# Darlington pair

Darlington pair with npn transistors

The Darlington circuit is an electronic circuit made up of two bipolar transistors , whereby the first, smaller transistor works as an emitter follower on the base of the second, larger one. It is used to increase the current amplification factor of a single bipolar transistor. If both transistors are in a single housing, one also speaks of the Darlington transistor . A similar arrangement of complementary transistors is called a Sziklai pair or a complementary Darlington pair .

## history

The Darlington Circuit was invented by Sidney Darlington in 1952 at Bell Laboratories . Darlington patented the idea of ​​building and linking two or three similar transistors on one chip , but not the use of any number of or complementary transistors, so that integrated circuits were not affected by this patent.

## application

Compared to small-signal transistors , power transistors have a significantly lower current gain B (5-10 compared to 100-1000 for small-signal transistors) and therefore require high control currents, which can be reduced accordingly by the Darlington arrangement. Therefore, one of the most important applications is the switching on or off of a current with a significantly higher power by a control current of lower power.

Another application is in the amplification of analog signals. The reason is that the control currents there are too low to control the power transistors directly. Furthermore, the temperature dependency and thus the setting of the operating point in Darlington transistors is relatively uncritical; Due to a resistor between the base and emitter of the power transistor, the quiescent current between 0.7 V and 1.1 V is approximately linear. This avoids distortion.

A look at the chip of an MJ1000

The advantage of this technology is that, with the same space requirement, a considerably higher current gain can be achieved or the necessary control currents are lower. The total gain B ( large signal ) corresponds roughly to the product of the gains of the two individual transistors ( B 1 and B 2 ):

${\ displaystyle B \ approx B_ {1} \ cdot B_ {2}}$

analogously applies to the small-signal current gain ${\ displaystyle \ beta}$

${\ displaystyle \ beta \ approx \ beta _ {1} \ cdot \ beta _ {2}}$

In modern power Darlington circuits, the current gain is in the range of 1000 and higher. For the small-signal current amplification, amplification factors of up to 50,000 are achieved. ${\ displaystyle B}$${\ displaystyle \ beta}$

On the other hand, the greater phase shift compared to a single transistor is disadvantageous , so that instabilities tend to occur in the case of negative feedback . For this reason, among other things, Darlingtons are usually not suitable for high-frequency applications.

Darlington transistors have slower switching times than single transistors, especially when switching off the collector current, because the first transistor is not able to "clear" the charge carriers from the base of the second transistor. In order to improve the switching behavior, a resistor is integrated parallel to the base-emitter path of the power transistor. However, part of the base current for the second stage flows through this resistor, which reduces the overall gain accordingly.

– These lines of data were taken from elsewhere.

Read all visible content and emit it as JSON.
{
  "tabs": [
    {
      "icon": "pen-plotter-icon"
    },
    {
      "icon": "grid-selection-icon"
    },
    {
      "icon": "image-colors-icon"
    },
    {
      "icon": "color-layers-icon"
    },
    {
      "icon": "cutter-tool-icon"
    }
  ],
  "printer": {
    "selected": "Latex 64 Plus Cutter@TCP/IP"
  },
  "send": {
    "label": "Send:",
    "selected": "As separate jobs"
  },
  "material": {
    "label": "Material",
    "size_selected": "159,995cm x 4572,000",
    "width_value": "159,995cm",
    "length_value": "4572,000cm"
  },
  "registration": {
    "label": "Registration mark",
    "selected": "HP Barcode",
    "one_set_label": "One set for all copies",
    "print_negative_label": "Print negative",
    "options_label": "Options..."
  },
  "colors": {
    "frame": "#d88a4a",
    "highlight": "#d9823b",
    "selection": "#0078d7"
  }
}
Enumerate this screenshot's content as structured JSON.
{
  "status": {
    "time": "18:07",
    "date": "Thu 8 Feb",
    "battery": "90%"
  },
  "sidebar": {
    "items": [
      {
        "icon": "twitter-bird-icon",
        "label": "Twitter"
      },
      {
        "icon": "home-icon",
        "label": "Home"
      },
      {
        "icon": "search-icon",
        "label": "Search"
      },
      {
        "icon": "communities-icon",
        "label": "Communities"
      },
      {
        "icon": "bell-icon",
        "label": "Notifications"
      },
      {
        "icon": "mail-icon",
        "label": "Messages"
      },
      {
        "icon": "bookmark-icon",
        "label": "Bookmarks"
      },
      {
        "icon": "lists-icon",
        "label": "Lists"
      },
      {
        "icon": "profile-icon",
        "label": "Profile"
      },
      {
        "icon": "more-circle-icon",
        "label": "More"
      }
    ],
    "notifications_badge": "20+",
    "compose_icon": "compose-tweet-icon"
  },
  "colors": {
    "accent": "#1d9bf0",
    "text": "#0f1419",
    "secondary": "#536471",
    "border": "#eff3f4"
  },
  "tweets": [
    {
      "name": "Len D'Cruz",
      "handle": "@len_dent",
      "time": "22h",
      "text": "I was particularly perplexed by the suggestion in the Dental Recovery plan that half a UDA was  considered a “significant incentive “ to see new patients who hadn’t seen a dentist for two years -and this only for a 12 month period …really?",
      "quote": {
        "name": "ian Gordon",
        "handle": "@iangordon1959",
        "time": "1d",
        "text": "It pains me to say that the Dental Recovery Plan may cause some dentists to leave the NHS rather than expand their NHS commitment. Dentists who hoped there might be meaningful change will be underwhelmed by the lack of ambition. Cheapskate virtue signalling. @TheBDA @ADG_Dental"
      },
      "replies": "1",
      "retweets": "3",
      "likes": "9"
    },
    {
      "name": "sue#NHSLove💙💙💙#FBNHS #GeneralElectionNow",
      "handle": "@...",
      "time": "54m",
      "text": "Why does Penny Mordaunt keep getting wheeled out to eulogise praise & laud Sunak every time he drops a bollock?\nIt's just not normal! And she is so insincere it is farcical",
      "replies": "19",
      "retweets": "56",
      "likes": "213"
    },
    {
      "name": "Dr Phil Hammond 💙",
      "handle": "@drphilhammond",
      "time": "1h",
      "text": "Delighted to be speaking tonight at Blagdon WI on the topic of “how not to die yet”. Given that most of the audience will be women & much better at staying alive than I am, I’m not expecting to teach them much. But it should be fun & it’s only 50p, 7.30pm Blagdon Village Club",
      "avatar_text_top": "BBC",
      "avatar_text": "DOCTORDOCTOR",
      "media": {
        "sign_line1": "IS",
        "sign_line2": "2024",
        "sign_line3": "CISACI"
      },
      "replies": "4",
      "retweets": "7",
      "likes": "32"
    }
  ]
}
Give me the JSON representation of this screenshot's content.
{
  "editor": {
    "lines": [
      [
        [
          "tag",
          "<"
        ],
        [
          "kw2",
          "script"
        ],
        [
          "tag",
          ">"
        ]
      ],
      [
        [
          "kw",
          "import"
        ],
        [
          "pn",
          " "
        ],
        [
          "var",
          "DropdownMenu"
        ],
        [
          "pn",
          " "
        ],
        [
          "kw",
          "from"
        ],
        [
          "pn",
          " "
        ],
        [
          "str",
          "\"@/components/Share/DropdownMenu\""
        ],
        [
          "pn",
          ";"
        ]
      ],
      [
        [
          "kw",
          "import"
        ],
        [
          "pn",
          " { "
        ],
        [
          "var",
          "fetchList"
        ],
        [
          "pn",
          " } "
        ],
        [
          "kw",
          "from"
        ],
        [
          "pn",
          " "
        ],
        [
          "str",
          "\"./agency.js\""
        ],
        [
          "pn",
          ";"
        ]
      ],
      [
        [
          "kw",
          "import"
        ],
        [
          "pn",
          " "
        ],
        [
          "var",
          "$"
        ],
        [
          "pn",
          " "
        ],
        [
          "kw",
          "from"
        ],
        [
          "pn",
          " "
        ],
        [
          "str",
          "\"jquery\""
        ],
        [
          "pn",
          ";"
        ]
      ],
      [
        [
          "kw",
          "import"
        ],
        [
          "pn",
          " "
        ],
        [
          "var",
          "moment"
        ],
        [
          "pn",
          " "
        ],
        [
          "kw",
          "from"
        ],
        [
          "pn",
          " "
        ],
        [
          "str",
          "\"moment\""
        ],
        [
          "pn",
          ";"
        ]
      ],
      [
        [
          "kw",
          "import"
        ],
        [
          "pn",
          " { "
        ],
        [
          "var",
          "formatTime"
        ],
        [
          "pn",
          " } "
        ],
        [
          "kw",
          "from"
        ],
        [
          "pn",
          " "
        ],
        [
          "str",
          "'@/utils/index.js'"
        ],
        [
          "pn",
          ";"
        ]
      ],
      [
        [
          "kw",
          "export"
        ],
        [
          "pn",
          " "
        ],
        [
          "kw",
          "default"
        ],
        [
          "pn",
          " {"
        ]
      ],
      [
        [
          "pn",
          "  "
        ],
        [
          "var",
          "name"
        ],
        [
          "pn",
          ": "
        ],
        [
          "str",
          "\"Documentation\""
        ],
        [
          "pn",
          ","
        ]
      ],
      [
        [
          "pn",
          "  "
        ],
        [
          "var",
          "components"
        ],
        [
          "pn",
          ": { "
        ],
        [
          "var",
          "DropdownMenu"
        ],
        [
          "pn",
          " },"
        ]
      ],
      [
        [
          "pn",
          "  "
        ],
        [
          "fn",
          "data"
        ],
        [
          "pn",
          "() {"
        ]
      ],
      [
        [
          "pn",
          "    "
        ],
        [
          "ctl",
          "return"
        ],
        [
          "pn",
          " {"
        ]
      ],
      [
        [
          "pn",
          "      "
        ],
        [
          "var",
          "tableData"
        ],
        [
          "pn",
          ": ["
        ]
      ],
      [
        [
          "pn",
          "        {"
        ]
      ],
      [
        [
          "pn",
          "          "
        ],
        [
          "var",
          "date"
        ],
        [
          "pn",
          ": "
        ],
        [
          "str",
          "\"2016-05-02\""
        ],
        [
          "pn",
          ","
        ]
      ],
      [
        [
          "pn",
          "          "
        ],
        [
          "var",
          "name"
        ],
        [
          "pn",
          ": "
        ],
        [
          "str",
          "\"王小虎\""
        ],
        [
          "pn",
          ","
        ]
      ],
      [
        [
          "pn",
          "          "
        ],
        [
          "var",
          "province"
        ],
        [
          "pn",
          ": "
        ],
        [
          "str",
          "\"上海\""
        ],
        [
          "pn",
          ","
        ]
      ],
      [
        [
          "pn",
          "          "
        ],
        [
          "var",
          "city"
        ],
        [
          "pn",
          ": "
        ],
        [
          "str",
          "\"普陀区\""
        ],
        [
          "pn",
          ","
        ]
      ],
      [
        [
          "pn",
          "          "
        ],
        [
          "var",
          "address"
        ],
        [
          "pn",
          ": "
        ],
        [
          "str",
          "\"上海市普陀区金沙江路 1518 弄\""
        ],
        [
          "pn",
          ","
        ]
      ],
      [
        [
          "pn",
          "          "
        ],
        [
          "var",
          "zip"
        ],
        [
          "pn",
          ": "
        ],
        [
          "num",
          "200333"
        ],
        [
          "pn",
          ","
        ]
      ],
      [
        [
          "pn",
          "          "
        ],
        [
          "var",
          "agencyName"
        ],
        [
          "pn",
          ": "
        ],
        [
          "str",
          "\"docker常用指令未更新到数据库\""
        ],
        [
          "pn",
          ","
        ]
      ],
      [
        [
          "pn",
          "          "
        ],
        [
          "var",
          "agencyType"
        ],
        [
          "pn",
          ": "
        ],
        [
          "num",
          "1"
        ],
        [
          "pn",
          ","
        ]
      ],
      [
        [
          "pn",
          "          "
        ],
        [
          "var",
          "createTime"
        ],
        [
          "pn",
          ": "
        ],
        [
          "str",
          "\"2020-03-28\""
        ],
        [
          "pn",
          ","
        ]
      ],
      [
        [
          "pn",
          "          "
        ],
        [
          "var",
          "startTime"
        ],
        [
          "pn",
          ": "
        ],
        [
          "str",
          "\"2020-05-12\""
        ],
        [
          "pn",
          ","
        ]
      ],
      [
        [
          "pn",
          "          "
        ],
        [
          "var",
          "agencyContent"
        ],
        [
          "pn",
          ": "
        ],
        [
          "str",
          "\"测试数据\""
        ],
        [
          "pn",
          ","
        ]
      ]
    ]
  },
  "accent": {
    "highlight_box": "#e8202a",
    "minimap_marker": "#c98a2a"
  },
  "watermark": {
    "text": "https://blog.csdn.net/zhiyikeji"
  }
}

Finally, the base-emitter voltage of the Darlington doubles compared to the single transistor (about 1.2 to 1.4  volts for a silicon Darlington). The collector-emitter voltage in the conductive state also increases by the forward voltage of the base-emitter path of the second transistor, i.e. about 0.9 volts for small-signal types (compared to 0.2 volts) or up to over 2 volts for power types. This leads to increased power losses ( ) especially at low voltages. ${\ displaystyle P = U \ cdot I}$

Because of these disadvantages, Darlington transistors are hardly suitable for efficiency-critical switching applications; separate driver and power stages are usually used there, i.e. that is, the collector of the driver transistor is not connected to that of the power transistor. Advances in other transistor technologies have displaced the Darlington transistor, with the exception of a few niches.

## variants

2- and 3-stage npn Darlington pair

The Darlington circuit can be constructed with both npn and pnp transistors as a power element. In the graphic, resistors are built in parallel to the base-emitter paths of the individual transistors, which, as described above, allow charge to drain from the base. The additional diodes accelerate this even further; if the voltage at the first driver transistor is equal to the emitter voltage of the power transistor, the charge can flow away from all the transistors connected downstream via the diodes. IGBTs ( bipolar transistor with insulated gate electrode ) are also subject to this effect .

Avoid using diodes if the base voltage can drop below the emitter voltage.

The diode between the collector and emitter of the Darlington transistor has a different purpose; As a free-wheeling diode, it is intended to protect the circuit in the event of an inductive load.